Although divorce severs many financial ties between former spouses, a marriage lasting 10 years or more provides for some Social Security benefits under an ex-spouse’s earnings record. A spouse or ex-spouse is entitled to half of the other party’s benefit amount without any impact on that person’s own benefit. It may be tempting to tap into this resource prior to reaching the full retirement age of 66, but Virginia residents may want to consider this action carefully based on their current and future employment plans.
The Social Security Administration adjusts benefits based on work-related earnings in a given year. If an individual claims spousal benefits prior to reaching full retirement age, a low limit applies to one’s wages before this withholding is initiated. If full retirement age has been reached, the earnings limit is more than twice as much. Earnings that exceed the limit in either situation are subject to federal withholding.

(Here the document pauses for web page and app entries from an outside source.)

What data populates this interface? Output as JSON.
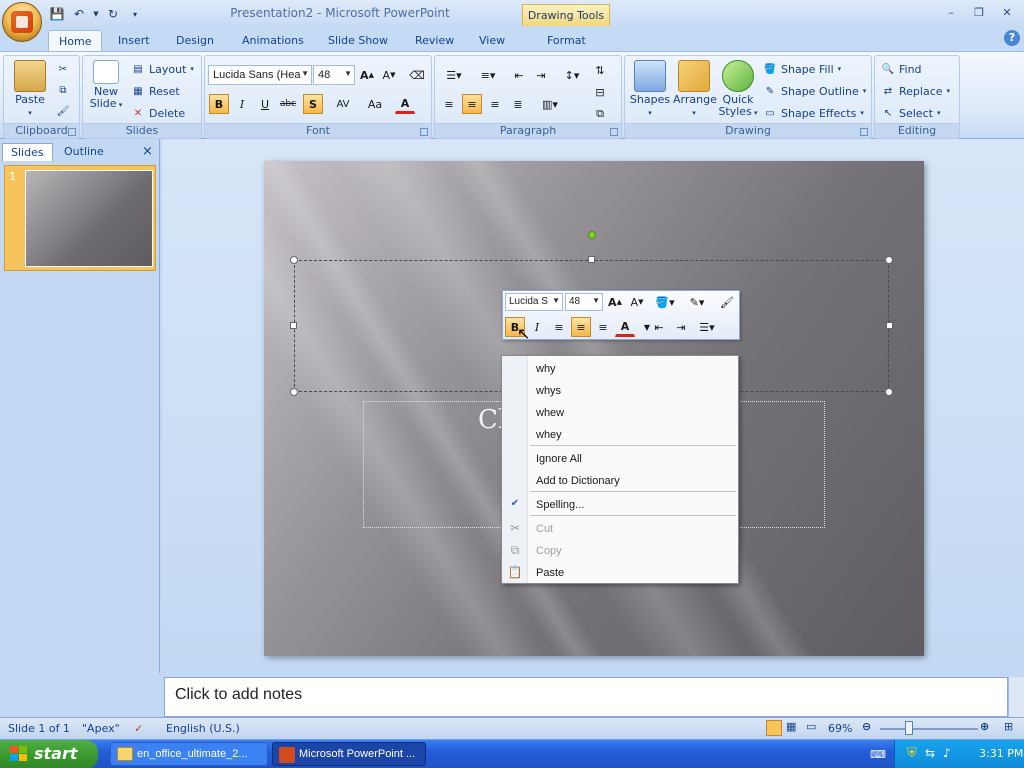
{
  "window": {
    "title": "Presentation2 - Microsoft PowerPoint",
    "contextual_tab_group": "Drawing Tools",
    "controls": [
      "–",
      "❐",
      "✕"
    ]
  },
  "ribbon_tabs": [
    "Home",
    "Insert",
    "Design",
    "Animations",
    "Slide Show",
    "Review",
    "View",
    "Format"
  ],
  "active_tab": "Home",
  "ribbon": {
    "clipboard": {
      "label": "Clipboard",
      "paste": "Paste"
    },
    "slides": {
      "label": "Slides",
      "new_slide_1": "New",
      "new_slide_2": "Slide",
      "layout": "Layout",
      "reset": "Reset",
      "delete": "Delete"
    },
    "font": {
      "label": "Font",
      "font_name": "Lucida Sans (Hea",
      "font_size": "48",
      "bold": "B",
      "italic": "I",
      "underline": "U",
      "strike": "abc",
      "shadow": "S",
      "spacing": "AV",
      "case": "Aa",
      "color": "A"
    },
    "paragraph": {
      "label": "Paragraph"
    },
    "drawing": {
      "label": "Drawing",
      "shapes": "Shapes",
      "arrange": "Arrange",
      "quick_styles_1": "Quick",
      "quick_styles_2": "Styles",
      "shape_fill": "Shape Fill",
      "shape_outline": "Shape Outline",
      "shape_effects": "Shape Effects"
    },
    "editing": {
      "label": "Editing",
      "find": "Find",
      "replace": "Replace",
      "select": "Select"
    }
  },
  "pane": {
    "tab_slides": "Slides",
    "tab_outline": "Outline",
    "close": "×",
    "slide_number": "1"
  },
  "slide": {
    "subtitle_partial": "Cl"
  },
  "mini_toolbar": {
    "font": "Lucida S",
    "size": "48",
    "bold": "B",
    "italic": "I",
    "color": "A"
  },
  "context_menu": {
    "suggestions": [
      "why",
      "whys",
      "whew",
      "whey"
    ],
    "ignore_all": "Ignore All",
    "add_to_dictionary": "Add to Dictionary",
    "spelling": "Spelling...",
    "cut": "Cut",
    "copy": "Copy",
    "paste": "Paste"
  },
  "notes": {
    "placeholder": "Click to add notes"
  },
  "status": {
    "slide": "Slide 1 of 1",
    "theme": "\"Apex\"",
    "language": "English (U.S.)",
    "zoom": "69%"
  },
  "taskbar": {
    "start": "start",
    "task1": "en_office_ultimate_2...",
    "task2": "Microsoft PowerPoint ...",
    "clock": "3:31 PM"
  },
  "colors": {
    "accent_orange": "#f7b649",
    "ribbon_blue": "#15428b",
    "taskbar_blue": "#245ed9"
  }
}
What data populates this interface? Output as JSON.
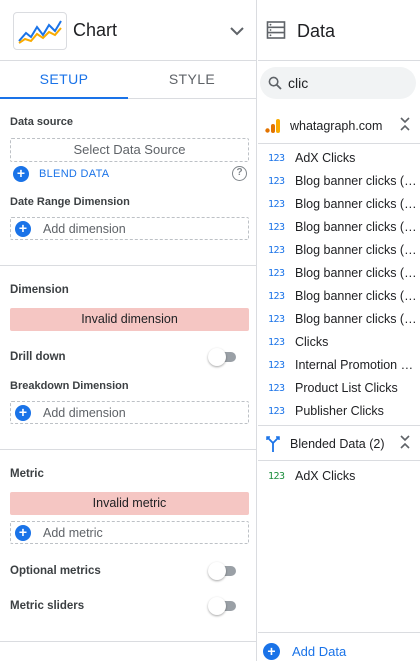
{
  "chart_panel": {
    "title": "Chart",
    "tabs": [
      {
        "label": "SETUP",
        "active": true
      },
      {
        "label": "STYLE",
        "active": false
      }
    ],
    "data_source": {
      "heading": "Data source",
      "select_label": "Select Data Source",
      "blend_label": "BLEND DATA",
      "help_icon": "help-icon"
    },
    "date_range": {
      "heading": "Date Range Dimension",
      "add_label": "Add dimension"
    },
    "dimension": {
      "heading": "Dimension",
      "error": "Invalid dimension",
      "drill_down_label": "Drill down",
      "drill_down_on": false,
      "breakdown_heading": "Breakdown Dimension",
      "breakdown_add_label": "Add dimension"
    },
    "metric": {
      "heading": "Metric",
      "error": "Invalid metric",
      "add_label": "Add metric",
      "optional_label": "Optional metrics",
      "optional_on": false,
      "sliders_label": "Metric sliders",
      "sliders_on": false
    }
  },
  "data_panel": {
    "title": "Data",
    "search": {
      "value": "clic"
    },
    "sources": [
      {
        "name": "whatagraph.com",
        "icon": "google-analytics-icon",
        "fields": [
          {
            "type": "123",
            "name": "AdX Clicks"
          },
          {
            "type": "123",
            "name": "Blog banner clicks (G..."
          },
          {
            "type": "123",
            "name": "Blog banner clicks (G..."
          },
          {
            "type": "123",
            "name": "Blog banner clicks (G..."
          },
          {
            "type": "123",
            "name": "Blog banner clicks (G..."
          },
          {
            "type": "123",
            "name": "Blog banner clicks (G..."
          },
          {
            "type": "123",
            "name": "Blog banner clicks (G..."
          },
          {
            "type": "123",
            "name": "Blog banner clicks (Si..."
          },
          {
            "type": "123",
            "name": "Clicks"
          },
          {
            "type": "123",
            "name": "Internal Promotion Cli..."
          },
          {
            "type": "123",
            "name": "Product List Clicks"
          },
          {
            "type": "123",
            "name": "Publisher Clicks"
          }
        ]
      },
      {
        "name": "Blended Data (2)",
        "icon": "blend-icon",
        "fields": [
          {
            "type": "123",
            "name": "AdX Clicks"
          }
        ]
      }
    ],
    "add_data_label": "Add Data"
  },
  "colors": {
    "accent": "#1a73e8",
    "error_bg": "#f5c6c3",
    "ga_orange": "#f9ab00",
    "ga_dark_orange": "#e37400",
    "blended_green": "#1e8e3e"
  }
}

In planning strategically to access spousal benefits, one of the most sensible strategies is to wait until reaching full retirement age to request the spousal credit. Meanwhile, one’s own retirement benefit increases by approximately 8 percent for each year beyond full retirement age that a claim is delayed. At 70 years of age, an individual’s personal benefit will have reached its maximum. An individual will typically want to claim the benefit that provides the higher amount of income. For many, the full personal benefit at age 70 will exceed the spousal benefit, making it wise to adjust one’s claim.
An awareness of Social Security guidelines may be beneficial to an individual who is considering the end of a marriage that has lasted almost 10 years. A lawyer might point out that waiting to file for divorce could allow for eventual access to these spousal benefits.